The Collapse and Recovery Prospects of the Asset Securitization Market
During the heydays of subprime mortgages in the mid-2000s, there were already concerns about their inherently high credit risk.1 Unfortunately, the market paid no attention to these concerns and the party of originating vast amounts of subprime mortgages continued. By early 2007, when the Federal Reserve had already hiked interest rates for three years that exerted great downward pressure on housing prices, subprime mortgages started to experience significantly higher than anticipated delinquencies and defaults. By mid-2007, several leading originators suffered heavy financial losses and declared bankruptcy for having originated voluminous subprime mortgages that could only be sold at substantially discounted prices. By the end of 2007, the subprime mortgage market collapsed.
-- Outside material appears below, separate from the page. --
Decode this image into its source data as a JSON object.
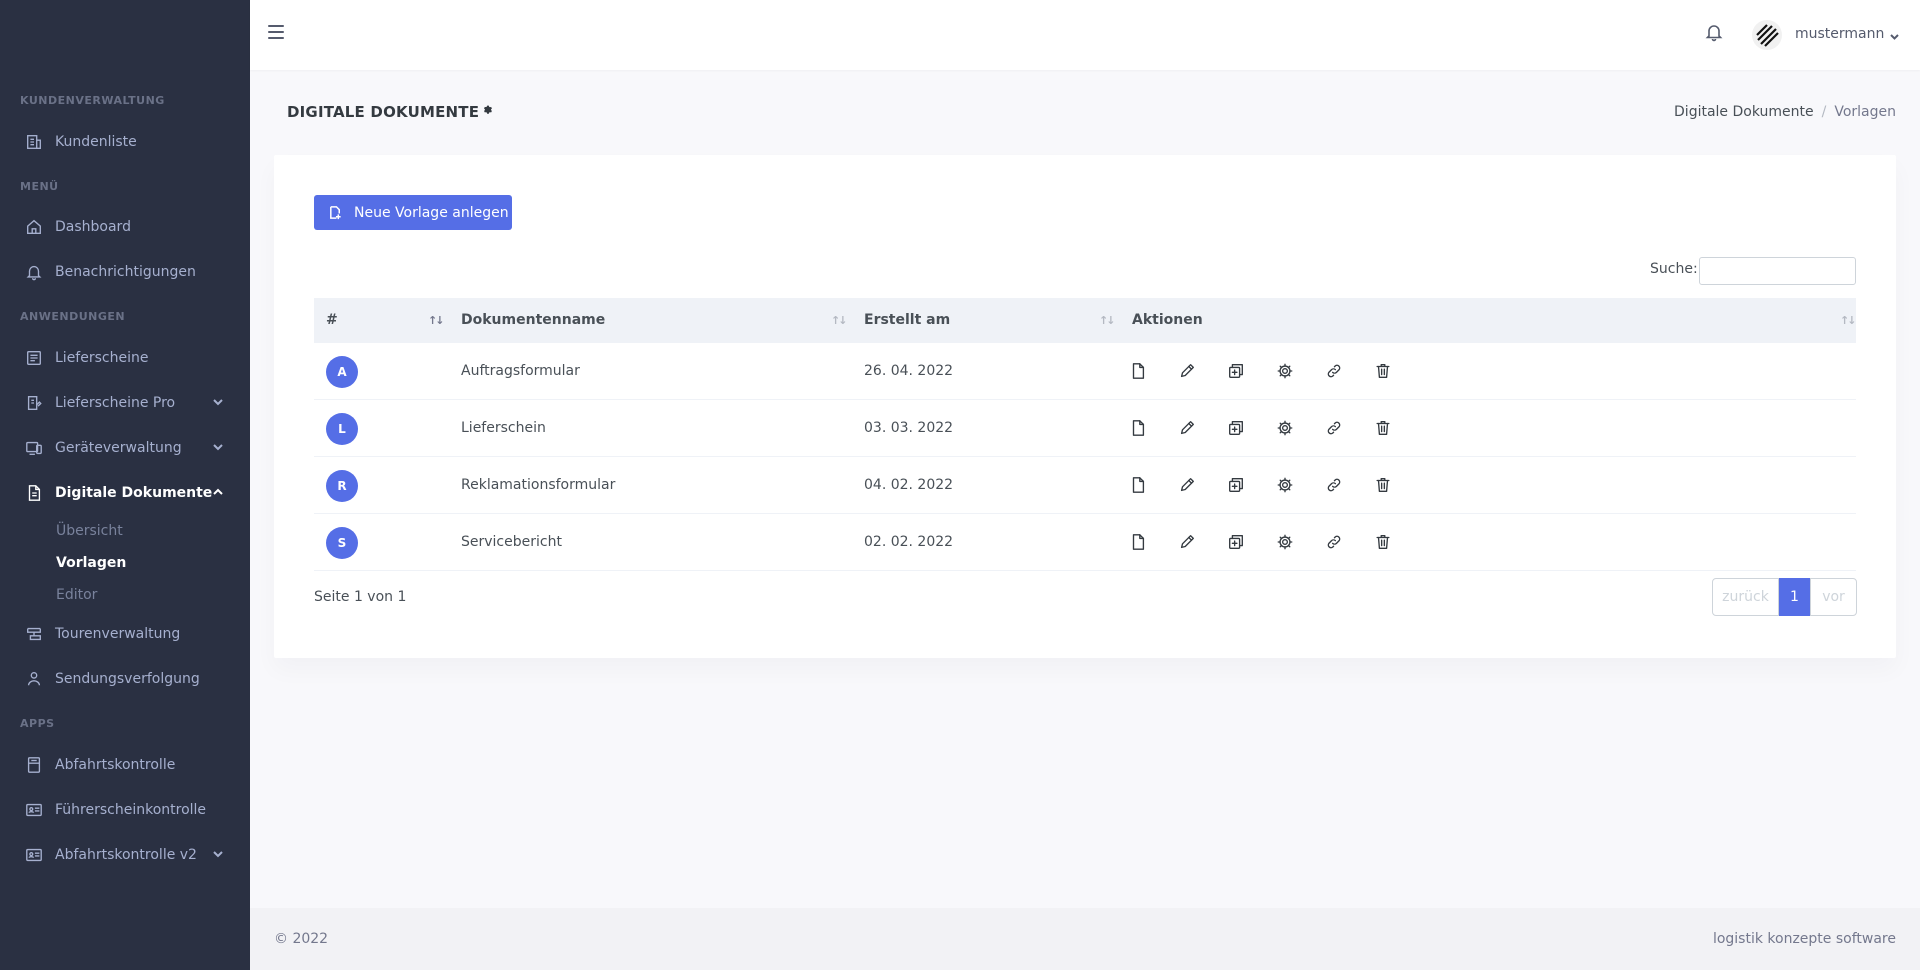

The subprime mortgage market was doomed to collapse for one fundamental reason: deteriorating mortgage underwriting standards. The escalating interest rates and the burst of the housing price bubble in early 2007 only hastened and exacerbated the unavoidable disaster of subprime mortgages. Most unfortunate, the securitization process, which by itself is a neutral financing method of bridging borrowers and investors, spread widely the negative impact of subprime mortgages onto the entire market. The collapse of the asset securitization market ultimately brought down the entire financial market, which in turn slowed economic activity ...